Work to complete – Reproduce each record exactly.

===== Provided data

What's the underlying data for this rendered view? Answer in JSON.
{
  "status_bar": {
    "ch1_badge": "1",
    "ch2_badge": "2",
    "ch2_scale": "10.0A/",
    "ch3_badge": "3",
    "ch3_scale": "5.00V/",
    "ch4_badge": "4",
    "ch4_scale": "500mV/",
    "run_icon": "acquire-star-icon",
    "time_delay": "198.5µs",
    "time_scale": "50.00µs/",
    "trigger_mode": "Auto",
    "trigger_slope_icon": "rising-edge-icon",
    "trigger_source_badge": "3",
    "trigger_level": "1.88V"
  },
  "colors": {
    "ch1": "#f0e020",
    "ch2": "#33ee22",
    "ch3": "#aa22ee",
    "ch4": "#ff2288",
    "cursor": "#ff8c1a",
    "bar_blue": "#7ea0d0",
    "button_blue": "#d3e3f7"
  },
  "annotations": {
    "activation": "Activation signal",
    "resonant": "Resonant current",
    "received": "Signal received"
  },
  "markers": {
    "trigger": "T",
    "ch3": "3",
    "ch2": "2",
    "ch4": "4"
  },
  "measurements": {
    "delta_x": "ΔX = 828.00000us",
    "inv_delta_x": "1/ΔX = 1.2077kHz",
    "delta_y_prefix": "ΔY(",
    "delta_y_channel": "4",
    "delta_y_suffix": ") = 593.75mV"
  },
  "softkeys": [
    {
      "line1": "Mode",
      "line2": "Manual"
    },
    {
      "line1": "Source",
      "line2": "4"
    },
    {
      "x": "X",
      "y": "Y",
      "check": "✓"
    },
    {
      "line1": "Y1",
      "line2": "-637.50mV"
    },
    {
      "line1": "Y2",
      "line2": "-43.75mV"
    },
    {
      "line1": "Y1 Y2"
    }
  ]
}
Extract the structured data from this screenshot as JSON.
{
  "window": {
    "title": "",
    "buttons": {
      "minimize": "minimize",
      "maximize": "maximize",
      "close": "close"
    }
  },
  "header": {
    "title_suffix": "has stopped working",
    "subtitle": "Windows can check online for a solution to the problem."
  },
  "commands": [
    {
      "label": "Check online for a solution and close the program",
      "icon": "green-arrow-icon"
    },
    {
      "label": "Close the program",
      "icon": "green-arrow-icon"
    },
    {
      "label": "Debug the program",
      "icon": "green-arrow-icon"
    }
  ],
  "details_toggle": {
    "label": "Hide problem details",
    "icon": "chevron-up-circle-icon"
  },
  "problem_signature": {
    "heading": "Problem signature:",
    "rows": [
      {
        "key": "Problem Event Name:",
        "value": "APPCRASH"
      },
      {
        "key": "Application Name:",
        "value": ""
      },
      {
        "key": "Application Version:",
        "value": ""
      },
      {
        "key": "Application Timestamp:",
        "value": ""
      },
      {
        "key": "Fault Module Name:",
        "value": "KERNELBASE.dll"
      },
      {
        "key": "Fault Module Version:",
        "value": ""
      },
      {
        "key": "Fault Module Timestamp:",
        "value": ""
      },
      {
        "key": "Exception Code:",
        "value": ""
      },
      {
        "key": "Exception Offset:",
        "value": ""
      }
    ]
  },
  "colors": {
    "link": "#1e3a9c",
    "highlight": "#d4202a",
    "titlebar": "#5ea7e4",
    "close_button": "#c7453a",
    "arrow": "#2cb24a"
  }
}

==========

Output of the exercise –
What's the underlying data for this rendered view? Answer in JSON.
{
  "status_bar": {
    "ch1_badge": "1",
    "ch2_badge": "2",
    "ch2_scale": "10.0A/",
    "ch3_badge": "3",
    "ch3_scale": "5.00V/",
    "ch4_badge": "4",
    "ch4_scale": "500mV/",
    "run_icon": "acquire-star-icon",
    "time_delay": "198.5µs",
    "time_scale": "50.00µs/",
    "trigger_mode": "Auto",
    "trigger_slope_icon": "rising-edge-icon",
    "trigger_source_badge": "3",
    "trigger_level": "1.88V"
  },
  "colors": {
    "ch1": "#f0e020",
    "ch2": "#33ee22",
    "ch3": "#aa22ee",
    "ch4": "#ff2288",
    "cursor": "#ff8c1a",
    "bar_blue": "#7ea0d0",
    "button_blue": "#d3e3f7"
  },
  "annotations": {
    "activation": "Activation signal",
    "resonant": "Resonant current",
    "received": "Signal received"
  },
  "markers": {
    "trigger": "T",
    "ch3": "3",
    "ch2": "2",
    "ch4": "4"
  },
  "measurements": {
    "delta_x": "ΔX = 828.00000us",
    "inv_delta_x": "1/ΔX = 1.2077kHz",
    "delta_y_prefix": "ΔY(",
    "delta_y_channel": "4",
    "delta_y_suffix": ") = 593.75mV"
  },
  "softkeys": [
    {
      "line1": "Mode",
      "line2": "Manual"
    },
    {
      "line1": "Source",
      "line2": "4"
    },
    {
      "x": "X",
      "y": "Y",
      "check": "✓"
    },
    {
      "line1": "Y1",
      "line2": "-637.50mV"
    },
    {
      "line1": "Y2",
      "line2": "-43.75mV"
    },
    {
      "line1": "Y1 Y2"
    }
  ]
}
Extract the structured data from this screenshot as JSON.
{
  "window": {
    "title": "",
    "buttons": {
      "minimize": "minimize",
      "maximize": "maximize",
      "close": "close"
    }
  },
  "header": {
    "title_suffix": "has stopped working",
    "subtitle": "Windows can check online for a solution to the problem."
  },
  "commands": [
    {
      "label": "Check online for a solution and close the program",
      "icon": "green-arrow-icon"
    },
    {
      "label": "Close the program",
      "icon": "green-arrow-icon"
    },
    {
      "label": "Debug the program",
      "icon": "green-arrow-icon"
    }
  ],
  "details_toggle": {
    "label": "Hide problem details",
    "icon": "chevron-up-circle-icon"
  },
  "problem_signature": {
    "heading": "Problem signature:",
    "rows": [
      {
        "key": "Problem Event Name:",
        "value": "APPCRASH"
      },
      {
        "key": "Application Name:",
        "value": ""
      },
      {
        "key": "Application Version:",
        "value": ""
      },
      {
        "key": "Application Timestamp:",
        "value": ""
      },
      {
        "key": "Fault Module Name:",
        "value": "KERNELBASE.dll"
      },
      {
        "key": "Fault Module Version:",
        "value": ""
      },
      {
        "key": "Fault Module Timestamp:",
        "value": ""
      },
      {
        "key": "Exception Code:",
        "value": ""
      },
      {
        "key": "Exception Offset:",
        "value": ""
      }
    ]
  },
  "colors": {
    "link": "#1e3a9c",
    "highlight": "#d4202a",
    "titlebar": "#5ea7e4",
    "close_button": "#c7453a",
    "arrow": "#2cb24a"
  }
}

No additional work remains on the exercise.